But it works. If you love labels and see a look you like in a couple of fashion magazines and on a favorite celebrity, wouldn’t you be more inclined to buy it if you had the money? Many
are. A look through the society pages will tell you as much.THE LESSONSo now that we’ve addressed the models, ads, and editorial spreads, here’s what you SHOULD be
looking for when you read a fashion magazine (and yes, it’s okay to rip out pages and put them in a file for future reference – but only if you own the magazine!):1. The TrendsFashion magazines will call them “must have” items, but look at trends skeptically to see
whether they fit your body, clothing personality, and lifestyle. Don’t worry about the price. If you find something you like and want to wear, look for an inexpensive version of the trend at your favorite discount or outlet store. Buy cheap, wear often, and discard when then trend is over.2. The Updated ClassicsMost women recognize that classic styles are a good value, and fashion magazines know this. So
they’ll show trendy new ways to wear classic styles and give you plenty of ideas in the
process.
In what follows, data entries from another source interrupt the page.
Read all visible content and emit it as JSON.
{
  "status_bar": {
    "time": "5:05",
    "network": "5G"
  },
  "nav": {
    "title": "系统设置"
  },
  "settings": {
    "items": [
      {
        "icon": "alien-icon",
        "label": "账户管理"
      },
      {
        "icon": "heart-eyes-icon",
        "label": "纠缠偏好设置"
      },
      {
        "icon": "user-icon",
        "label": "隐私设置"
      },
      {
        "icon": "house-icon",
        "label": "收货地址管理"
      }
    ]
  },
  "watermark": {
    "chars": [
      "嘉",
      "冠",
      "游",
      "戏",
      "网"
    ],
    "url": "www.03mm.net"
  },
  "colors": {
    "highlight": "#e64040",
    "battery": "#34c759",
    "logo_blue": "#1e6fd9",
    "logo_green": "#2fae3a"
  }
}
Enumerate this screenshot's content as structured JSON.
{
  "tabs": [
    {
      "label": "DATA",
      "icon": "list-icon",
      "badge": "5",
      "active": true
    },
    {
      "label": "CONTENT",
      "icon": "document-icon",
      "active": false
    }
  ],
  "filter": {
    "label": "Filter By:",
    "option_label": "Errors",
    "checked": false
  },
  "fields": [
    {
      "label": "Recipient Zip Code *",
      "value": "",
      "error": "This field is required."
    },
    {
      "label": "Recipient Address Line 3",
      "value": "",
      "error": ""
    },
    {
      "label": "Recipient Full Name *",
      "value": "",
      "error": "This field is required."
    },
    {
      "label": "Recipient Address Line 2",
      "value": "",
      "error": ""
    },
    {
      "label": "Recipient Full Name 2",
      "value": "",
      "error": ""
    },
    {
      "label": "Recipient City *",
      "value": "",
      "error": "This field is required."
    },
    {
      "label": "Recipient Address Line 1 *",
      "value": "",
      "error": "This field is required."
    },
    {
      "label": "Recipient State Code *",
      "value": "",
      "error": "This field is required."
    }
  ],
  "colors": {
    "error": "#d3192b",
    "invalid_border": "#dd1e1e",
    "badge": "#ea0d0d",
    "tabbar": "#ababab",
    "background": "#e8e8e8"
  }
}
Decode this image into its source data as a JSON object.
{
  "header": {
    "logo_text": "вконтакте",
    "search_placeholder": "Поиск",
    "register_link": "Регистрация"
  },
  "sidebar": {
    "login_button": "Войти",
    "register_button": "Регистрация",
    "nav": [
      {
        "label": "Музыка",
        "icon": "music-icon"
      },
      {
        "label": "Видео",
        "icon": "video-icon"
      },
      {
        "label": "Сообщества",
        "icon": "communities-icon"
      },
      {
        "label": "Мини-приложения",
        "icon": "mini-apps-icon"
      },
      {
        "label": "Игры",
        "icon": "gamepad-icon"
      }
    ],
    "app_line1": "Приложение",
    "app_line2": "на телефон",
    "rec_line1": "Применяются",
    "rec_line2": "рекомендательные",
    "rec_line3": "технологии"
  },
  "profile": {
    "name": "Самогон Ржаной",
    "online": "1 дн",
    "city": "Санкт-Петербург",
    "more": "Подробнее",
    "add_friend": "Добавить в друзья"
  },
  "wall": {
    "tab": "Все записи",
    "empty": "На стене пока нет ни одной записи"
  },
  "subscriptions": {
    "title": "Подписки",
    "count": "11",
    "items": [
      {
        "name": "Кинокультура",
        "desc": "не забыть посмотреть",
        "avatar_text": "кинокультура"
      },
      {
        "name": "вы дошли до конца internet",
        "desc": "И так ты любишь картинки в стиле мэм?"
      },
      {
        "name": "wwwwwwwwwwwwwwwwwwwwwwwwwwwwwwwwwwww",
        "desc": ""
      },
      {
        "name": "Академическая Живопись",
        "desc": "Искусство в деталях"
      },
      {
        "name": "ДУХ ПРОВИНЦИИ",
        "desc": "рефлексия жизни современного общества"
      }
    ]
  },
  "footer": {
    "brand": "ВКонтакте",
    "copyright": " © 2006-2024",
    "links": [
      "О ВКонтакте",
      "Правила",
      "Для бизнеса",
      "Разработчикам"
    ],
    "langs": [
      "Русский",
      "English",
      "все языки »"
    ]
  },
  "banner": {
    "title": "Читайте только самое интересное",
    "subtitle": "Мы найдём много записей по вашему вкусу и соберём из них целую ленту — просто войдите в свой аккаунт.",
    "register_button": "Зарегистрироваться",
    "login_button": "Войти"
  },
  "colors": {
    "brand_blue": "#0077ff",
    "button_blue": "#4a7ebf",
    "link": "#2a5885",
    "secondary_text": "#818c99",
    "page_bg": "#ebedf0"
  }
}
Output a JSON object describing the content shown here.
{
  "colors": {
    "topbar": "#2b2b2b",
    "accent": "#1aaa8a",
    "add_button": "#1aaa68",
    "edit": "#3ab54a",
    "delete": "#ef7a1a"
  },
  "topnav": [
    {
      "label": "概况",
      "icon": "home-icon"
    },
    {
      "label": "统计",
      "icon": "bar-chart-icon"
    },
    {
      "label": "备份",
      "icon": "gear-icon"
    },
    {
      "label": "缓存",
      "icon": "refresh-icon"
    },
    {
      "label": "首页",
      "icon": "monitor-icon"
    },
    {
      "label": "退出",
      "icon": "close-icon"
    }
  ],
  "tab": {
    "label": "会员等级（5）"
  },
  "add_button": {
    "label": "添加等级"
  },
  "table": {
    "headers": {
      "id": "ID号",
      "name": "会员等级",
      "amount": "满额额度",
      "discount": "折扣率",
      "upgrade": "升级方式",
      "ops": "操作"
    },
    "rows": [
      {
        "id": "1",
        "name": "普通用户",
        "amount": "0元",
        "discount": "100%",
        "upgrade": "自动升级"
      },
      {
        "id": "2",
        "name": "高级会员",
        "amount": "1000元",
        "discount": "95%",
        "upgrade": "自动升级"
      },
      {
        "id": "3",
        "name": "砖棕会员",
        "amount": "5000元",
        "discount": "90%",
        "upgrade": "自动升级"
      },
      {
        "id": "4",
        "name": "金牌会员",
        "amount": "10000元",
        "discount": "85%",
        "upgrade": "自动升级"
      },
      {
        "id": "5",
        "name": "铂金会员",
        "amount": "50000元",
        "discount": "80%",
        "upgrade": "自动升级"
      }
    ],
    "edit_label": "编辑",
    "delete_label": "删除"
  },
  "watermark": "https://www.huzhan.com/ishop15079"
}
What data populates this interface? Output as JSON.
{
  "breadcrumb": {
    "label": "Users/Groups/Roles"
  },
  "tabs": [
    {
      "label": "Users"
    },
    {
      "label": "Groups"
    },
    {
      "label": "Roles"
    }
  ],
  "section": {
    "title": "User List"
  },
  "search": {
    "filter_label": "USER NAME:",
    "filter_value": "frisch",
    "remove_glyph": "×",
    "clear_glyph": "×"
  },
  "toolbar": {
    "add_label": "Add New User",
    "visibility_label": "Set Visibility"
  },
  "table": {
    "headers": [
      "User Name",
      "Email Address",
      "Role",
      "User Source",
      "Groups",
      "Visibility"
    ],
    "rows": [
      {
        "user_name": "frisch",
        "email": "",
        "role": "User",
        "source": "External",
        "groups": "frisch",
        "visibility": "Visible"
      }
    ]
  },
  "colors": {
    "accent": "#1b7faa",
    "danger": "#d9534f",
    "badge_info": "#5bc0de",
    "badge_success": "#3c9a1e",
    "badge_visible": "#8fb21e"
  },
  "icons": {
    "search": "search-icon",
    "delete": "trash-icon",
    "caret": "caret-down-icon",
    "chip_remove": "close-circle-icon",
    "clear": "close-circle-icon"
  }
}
All you have to do is take a moment to break it down to see how you can apply this to
your own closet.3. The DesignersIf you have a “thing” for designer labels, high end fashion magazines (Vogue, W, Marie Claire,
Town and Country) are a great place to learn about the different fashion house philosophies.
Even if you can’t afford those brand names, don’t fret. If you find a look you really like, you’ll probably be able to find it a little later in the season in a budget-friendly copy-cat version.4. Styling IdeasStyling refers to the way the clothing and accessories are presented in a picture. Look at
how the clothes are layered, draped, or wrapped. Look at how the jewelry is worn. See what they did with the bag and shoes. Look at the hair and other accessories. If you see something you like, try creating a similar look with pieces from your own closet. You’ll be surprised how you can breathe new life into your old standbys just by wearing them a different way.5. Hair and MakeupAre you in a hair and makeup rut? Peruse a few fashion magazines to see what’s hot for the
season. Not only will you glean some new looks, you may discover that a new ‘do may be all you
need to look “au currant” this year.Fashion magazines are a great way to learn all about what’s happening in fashion AS LONG AS you
remember that they’re created to sell clothes and accessories. Forget about the models and the
price tags and focus instead on the clothes, trends, and styling ideas that might work for
you. Then copy or adapt them to your own budget and lifestyle. Before you know it, you may look like you stepped out of a fashion magazine – whatever your age, shape, size, or budget.